2. Get out of debt and put more money in savings.
3. Buy a condo or find housing I want to stay in more than one year at a time.
4. Make some real progress toward solving my career dilemma.
5. Work on making more meaningful friendships.

I know, you're aren't supposed to have more than about three goals at a time, but I've got a whole year to work on these things, right? ;-)

Here are some things I learned last year:

1. Nothing matters more than your health. Coming back after a horrible back injury to place 4th in the local mtb race series felt really, really good.
2. Getting abruptly dumped by the love of your life really hurts. But as long as you can ride, it's truly okay.
3. Grab life by the handlebars, and be sure that you're the one steering it.
4. Ride somewhere new as often as possible.
5. Let your legs do the talking, not your mouth.
6. Trust that you can ride obstacles that scare you.
7. A life without regular riding partners is a bummer.

In '06 I'm sure I'll learn a bunch of things I'm not even aware of yet, but I'm hoping to:

1. Clean a local tough trail all in one go
2. Travel to awesome riding destinations
3. Win a race in my category and upgrade
4. Create that group of rock-solid riding peeps that I've been looking for
5. Regain my faith in the world of relationships -- cheeseball, but true!
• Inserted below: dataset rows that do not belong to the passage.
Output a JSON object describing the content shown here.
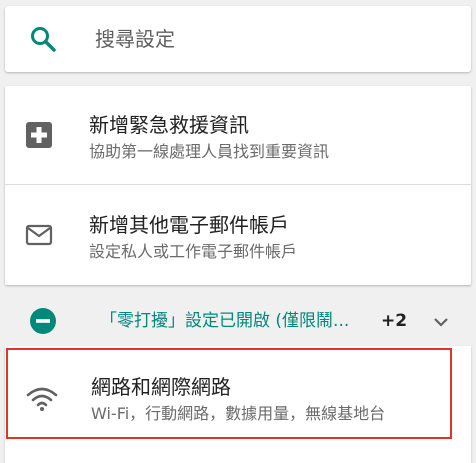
{
  "search": {
    "placeholder": "搜尋設定",
    "icon": "search-icon"
  },
  "suggestions": [
    {
      "title": "新增緊急救援資訊",
      "subtitle": "協助第一線處理人員找到重要資訊",
      "icon": "medical-plus-icon"
    },
    {
      "title": "新增其他電子郵件帳戶",
      "subtitle": "設定私人或工作電子郵件帳戶",
      "icon": "email-icon"
    }
  ],
  "condition": {
    "text": "「零打擾」設定已開啟 (僅限鬧...",
    "count": "+2",
    "icon": "do-not-disturb-icon"
  },
  "network": {
    "title": "網路和網際網路",
    "subtitle": "Wi-Fi，行動網路，數據用量，無線基地台",
    "icon": "wifi-icon"
  },
  "colors": {
    "accent": "#00897b",
    "highlight": "#e2352a",
    "background": "#f0f0f0"
  }
}
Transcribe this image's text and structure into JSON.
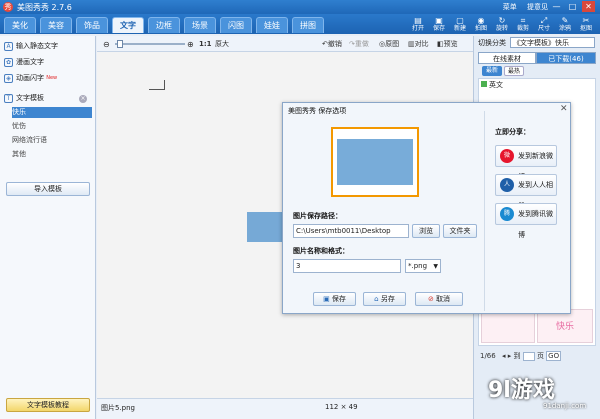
{
  "window": {
    "title": "美图秀秀 2.7.6",
    "links": [
      "菜单",
      "提意见"
    ],
    "controls": [
      "—",
      "□",
      "✕"
    ],
    "logo": "秀"
  },
  "nav_tabs": [
    "美化",
    "美容",
    "饰品",
    "文字",
    "边框",
    "场景",
    "闪图",
    "娃娃",
    "拼图"
  ],
  "active_tab": "文字",
  "toolbar": [
    {
      "icon": "folder-open-icon",
      "glyph": "▤",
      "label": "打开"
    },
    {
      "icon": "save-icon",
      "glyph": "▣",
      "label": "保存"
    },
    {
      "icon": "new-icon",
      "glyph": "▢",
      "label": "新建"
    },
    {
      "icon": "camera-icon",
      "glyph": "◉",
      "label": "拍图"
    },
    {
      "icon": "rotate-icon",
      "glyph": "↻",
      "label": "旋转"
    },
    {
      "icon": "crop-icon",
      "glyph": "⌗",
      "label": "裁剪"
    },
    {
      "icon": "resize-icon",
      "glyph": "⤢",
      "label": "尺寸"
    },
    {
      "icon": "brush-icon",
      "glyph": "✎",
      "label": "涂鸦"
    },
    {
      "icon": "capture-icon",
      "glyph": "✂",
      "label": "抠图"
    }
  ],
  "left_panel": {
    "items": [
      {
        "glyph": "A",
        "label": "输入静态文字"
      },
      {
        "glyph": "✿",
        "label": "漫画文字"
      },
      {
        "glyph": "◈",
        "label": "动画闪字",
        "badge": "New"
      }
    ],
    "section": "文字模板",
    "sub_items": [
      "快乐",
      "忧伤",
      "网络流行语",
      "其他"
    ],
    "selected_sub": "快乐",
    "import_button": "导入模板",
    "tutorial_button": "文字模板教程"
  },
  "canvas_bar": {
    "zoom": "1:1",
    "original_size": "原大",
    "undo": "撤销",
    "redo": "重做",
    "original": "原图",
    "compare": "对比",
    "preview": "预览"
  },
  "status_bar": {
    "filename": "图片5.png",
    "dimensions": "112 × 49"
  },
  "right_panel": {
    "title": "切换分类",
    "category": "《文字模板》快乐",
    "tabs": [
      "在线素材",
      "已下载(46)"
    ],
    "filters": [
      "最新",
      "最热"
    ],
    "item_label": "英文",
    "pager": "1/66",
    "goto_label": "到",
    "page_label": "页",
    "go": "GO",
    "sample_text": "快乐"
  },
  "dialog": {
    "title": "美图秀秀 保存选项",
    "close": "✕",
    "path_label": "图片保存路径：",
    "path_value": "C:\\Users\\mtb0011\\Desktop",
    "browse": "浏览",
    "folder": "文件夹",
    "name_label": "图片名称和格式：",
    "name_value": "3",
    "format_value": "*.png",
    "save": "保存",
    "save_as": "另存",
    "cancel": "取消",
    "share_title": "立即分享：",
    "share": [
      {
        "label": "发到新浪微博",
        "icon": "weibo-icon",
        "color": "#e6162d",
        "glyph": "微"
      },
      {
        "label": "发到人人相册",
        "icon": "renren-icon",
        "color": "#1f5fa8",
        "glyph": "人"
      },
      {
        "label": "发到腾讯微博",
        "icon": "tencent-weibo-icon",
        "color": "#1a8ad1",
        "glyph": "腾"
      }
    ]
  },
  "watermark": {
    "main": "9l游戏",
    "sub": "91danji.com"
  }
}
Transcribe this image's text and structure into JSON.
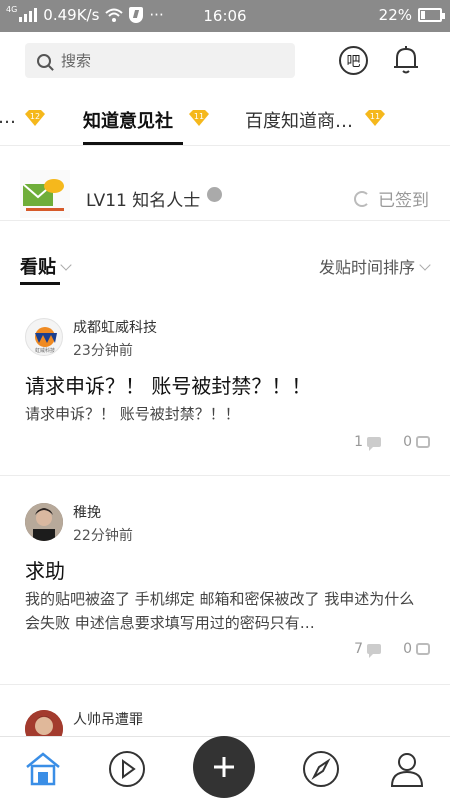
{
  "status": {
    "net_tag": "4G",
    "speed": "0.49K/s",
    "dots": "···",
    "time": "16:06",
    "battery": "22%",
    "battery_level": 0.22
  },
  "search": {
    "placeholder": "搜索"
  },
  "header": {
    "ba_label": "吧"
  },
  "tabs": [
    {
      "label": "…",
      "badge": "12"
    },
    {
      "label": "知道意见社",
      "badge": "11"
    },
    {
      "label": "百度知道商…",
      "badge": "11"
    }
  ],
  "level": {
    "text": "LV11  知名人士",
    "signed": "已签到"
  },
  "view": {
    "label": "看贴",
    "sort": "发贴时间排序"
  },
  "posts": [
    {
      "author": "成都虹威科技",
      "time": "23分钟前",
      "title": "请求申诉？！ 账号被封禁？！！",
      "body": "请求申诉？！ 账号被封禁？！！",
      "comments": "1",
      "likes": "0",
      "avatar_text": "虹威科技"
    },
    {
      "author": "稚挽",
      "time": "22分钟前",
      "title": "求助",
      "body": "我的贴吧被盗了 手机绑定 邮箱和密保被改了 我申述为什么会失败 申述信息要求填写用过的密码只有…",
      "comments": "7",
      "likes": "0"
    },
    {
      "author": "人帅吊遭罪",
      "time": ""
    }
  ],
  "colors": {
    "accent": "#111111",
    "badge": "#f5b81c",
    "status_bar": "#8a8a8a"
  },
  "icons": [
    "search-icon",
    "bell-icon",
    "home-icon",
    "play-icon",
    "plus-icon",
    "compass-icon",
    "profile-icon"
  ]
}
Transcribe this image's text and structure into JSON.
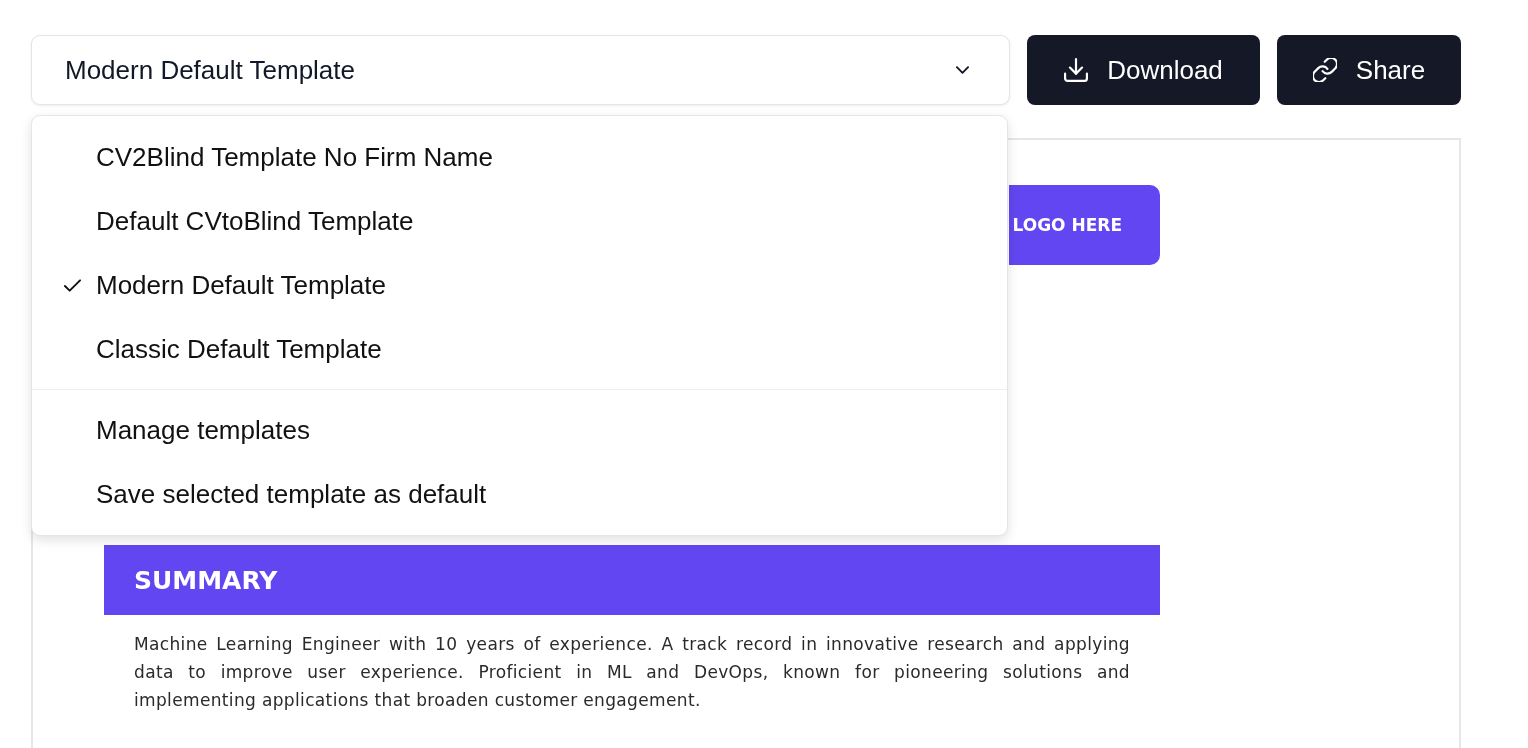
{
  "template_select": {
    "value": "Modern Default Template",
    "expanded": true
  },
  "buttons": [
    {
      "kind": "download",
      "label": "Download"
    },
    {
      "kind": "share",
      "label": "Share"
    }
  ],
  "dropdown": {
    "groups": [
      {
        "items": [
          {
            "label": "CV2Blind Template No Firm Name",
            "selected": false
          },
          {
            "label": "Default CVtoBlind Template",
            "selected": false
          },
          {
            "label": "Modern Default Template",
            "selected": true
          },
          {
            "label": "Classic Default Template",
            "selected": false
          }
        ]
      },
      {
        "items": [
          {
            "label": "Manage templates"
          },
          {
            "label": "Save selected template as default"
          }
        ]
      }
    ]
  },
  "document": {
    "logo_placeholder": "LOGO HERE",
    "sections": [
      {
        "heading": "SUMMARY",
        "body": "Machine Learning Engineer with 10 years of experience. A track record in innovative research and applying data to improve user experience. Proficient in ML and DevOps, known for pioneering solutions and implementing applications that broaden customer engagement."
      }
    ]
  }
}
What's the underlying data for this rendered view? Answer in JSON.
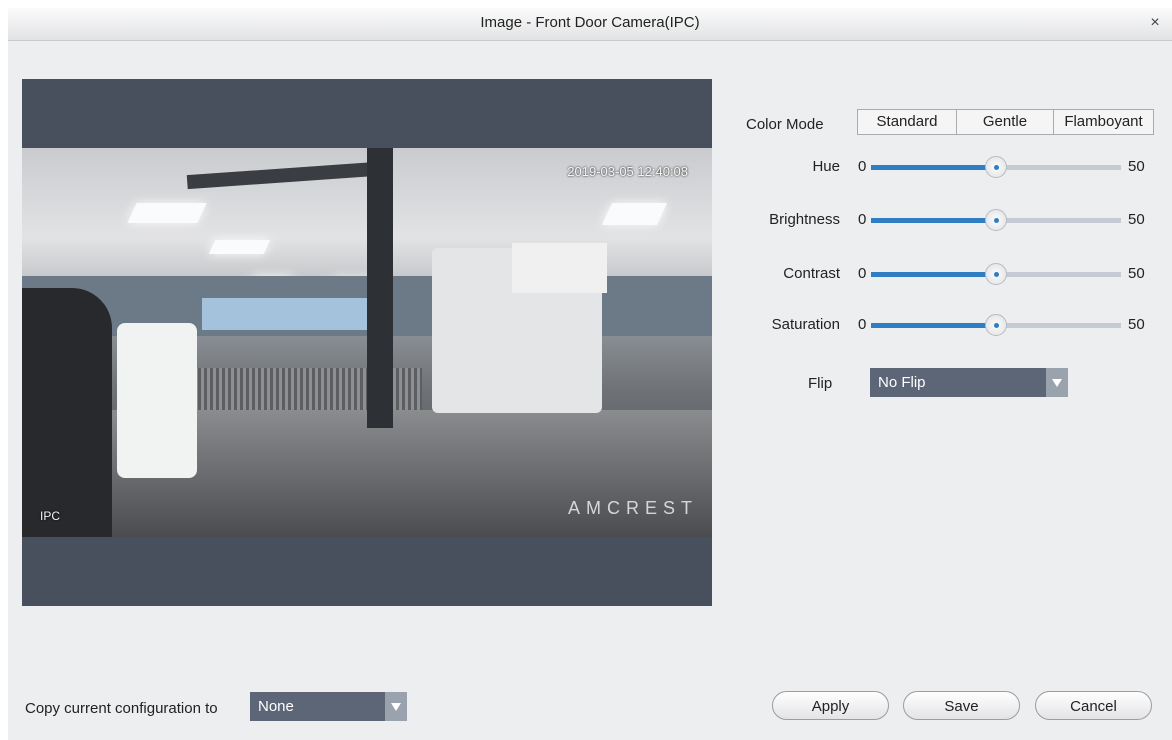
{
  "window": {
    "title": "Image - Front Door Camera(IPC)",
    "close_glyph": "×"
  },
  "preview": {
    "timestamp": "2019-03-05 12:40:08",
    "channel_label": "IPC",
    "watermark": "AMCREST"
  },
  "color_mode": {
    "label": "Color Mode",
    "options": [
      "Standard",
      "Gentle",
      "Flamboyant"
    ]
  },
  "sliders": [
    {
      "label": "Hue",
      "min": "0",
      "max": "50",
      "fraction": 0.5
    },
    {
      "label": "Brightness",
      "min": "0",
      "max": "50",
      "fraction": 0.5
    },
    {
      "label": "Contrast",
      "min": "0",
      "max": "50",
      "fraction": 0.5
    },
    {
      "label": "Saturation",
      "min": "0",
      "max": "50",
      "fraction": 0.5
    }
  ],
  "flip": {
    "label": "Flip",
    "value": "No Flip"
  },
  "copy": {
    "label": "Copy current configuration to",
    "value": "None"
  },
  "buttons": {
    "apply": "Apply",
    "save": "Save",
    "cancel": "Cancel"
  },
  "colors": {
    "accent": "#2f7dc3",
    "dropdown": "#5c6677",
    "preview_bg": "#48505d"
  }
}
I hope the new year is a banner one of all of you as well!